Ultimately, that’s what I think Jesus is saying to us in these verses: You must decide. You must decide if you really believe Jesus is who He claims to be. And then you must make a decision. Either radical commitment to Him, or a rejection of Him altogether. There’s no in-between.

The babe in the manger is a dividing line, folks. Either you are wholeheartedly committed to Him—ready to acknowledge Him before men and love Him more than family or life itself—or you are not. He did not come so that we could waffle. He did not come so that we could hold Him at arms’ length. He came so that we would worship and follow and give Him our lives.

Jesus was not born in a stable so that we could pick and choose convenient times to follow Him. He did not set aside His divinity so that we would sing songs to Him on Sunday and then ignore Him the rest of the week. He demands that we choose. The point of His coming was so that we would decide.

Some of you—I’m just going to be blunt—some of you are guilty of being lukewarm about Jesus. You’re here now, that’s great, you make some time in your schedule for church or for youth group or for Bible Study; you do it to make peace with a spouse or with Mom and Dad or to put on a good appearance to those who are watching; but—honestly—beyond that Jesus doesn’t mean that much to you.
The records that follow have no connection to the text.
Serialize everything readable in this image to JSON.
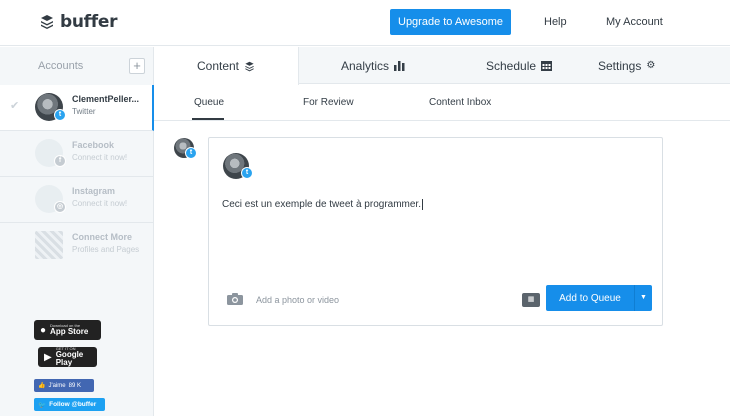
{
  "header": {
    "logo_text": "buffer",
    "upgrade_label": "Upgrade to Awesome",
    "help_label": "Help",
    "account_label": "My Account"
  },
  "sidebar": {
    "title": "Accounts",
    "add_glyph": "+",
    "accounts": [
      {
        "name": "ClementPeller...",
        "sub": "Twitter",
        "network": "twitter",
        "active": true
      },
      {
        "name": "Facebook",
        "sub": "Connect it now!",
        "network": "facebook",
        "active": false
      },
      {
        "name": "Instagram",
        "sub": "Connect it now!",
        "network": "instagram",
        "active": false
      },
      {
        "name": "Connect More",
        "sub": "Profiles and Pages",
        "network": "more",
        "active": false
      }
    ],
    "appstore": {
      "small": "Download on the",
      "big": "App Store"
    },
    "googleplay": {
      "small": "GET IT ON",
      "big": "Google Play"
    },
    "fb_like": {
      "label": "J'aime",
      "count": "89 K"
    },
    "tw_follow": {
      "label": "Follow @buffer"
    }
  },
  "main_tabs": [
    {
      "label": "Content",
      "icon": "stack-icon",
      "active": true
    },
    {
      "label": "Analytics",
      "icon": "bar-chart-icon",
      "active": false
    },
    {
      "label": "Schedule",
      "icon": "calendar-icon",
      "active": false
    },
    {
      "label": "Settings",
      "icon": "gear-icon",
      "active": false
    }
  ],
  "sub_tabs": [
    {
      "label": "Queue",
      "active": true
    },
    {
      "label": "For Review",
      "active": false
    },
    {
      "label": "Content Inbox",
      "active": false
    }
  ],
  "composer": {
    "text": "Ceci est un exemple de tweet à programmer.",
    "photo_label": "Add a photo or video",
    "add_to_queue_label": "Add to Queue"
  },
  "colors": {
    "accent": "#168eea",
    "twitter": "#2aa3ef",
    "sidebar_bg": "#f4f7f9"
  }
}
You don’t want people to think you are too religious. You don’t want to go overboard. When following Jesus and doing what you really want to do conflict…well… more often than not you’re going to do what you want to do.

And I know that’s true of some of you because all too often it’s true of me. I get wishy-washy in my commitment. When it’s not convenient to be a Christian, all too often I sort of forget that I am. But Jesus says I have to decide.

Let me give you an example. A few years ago a coworker of mine at Orchard Hill church shared the story of how he became a Christian in his twenties. He had grown up outside of the church and he spent his college years leading a fairly typical, carefree lifestyle. After college he went to Europe as a ski and tennis instructor, and again, he pursued a pretty self-centered lifestyle. But, somewhere along the way, someone explained the gospel to him and he accepted Jesus. Then, when he got back to the States, he got involved in some Bible studies and really started to learn about what it means to be a Christian.

Not long afterward, his brother, who was a strong believer, was getting married. This fellow had his girlfriend—a beautiful girl from Poland--fly in for the wedding. The day before the wedding, his brother asked him if he was going to stay in the hotel with all the other groomsmen, of if he was going to stay in the hotel with his girlfriend. For the first time, this guy realized that being a Christian meant being different. He realized that if he was really following Christ, then his lifestyle had to change. So he went to his girlfriend and told her he wouldn’t be staying with her that night. In a huff, she got in the car and drove back to the airport and headed back to Poland.

A big sacrifice. A hard choice. But as this guy said, he knew right then that if that was how she was going to react, then she wasn’t the gal for him.

That’s what Jesus means when He says: “I did not come to bring peace, but a sword.” His coming disrupts. You have to make a decision. There’s no neutral ground.

Is He Safe?
In C.S. Lewis’s book The Lion, the Witch, and The Wardrobe there is a scene where the children are being told about Aslan—the character who represents Jesus. When the children learn that Aslan is a lion, they become frightened. “A lion? Oh my. Is he safe?” “Safe? Who said anything about safe?” comes the reply. “’Course he isn’t safe. But he’s good.”

I think about that line when I think about Jesus and this verse. Jesus never promises that following Him will be safe. In fact, He’s pretty upfront about the difficulties involved. There’s nothing particularly safe about Jesus.

But He is good. And He promises that those who follow Him will not be disappointed. He promises that if we stand up for Him, He’ll stand up for us. “Whoever acknowledges me before men, I will also acknowledge him before my Father in heaven.”

And that’s really all we need to know.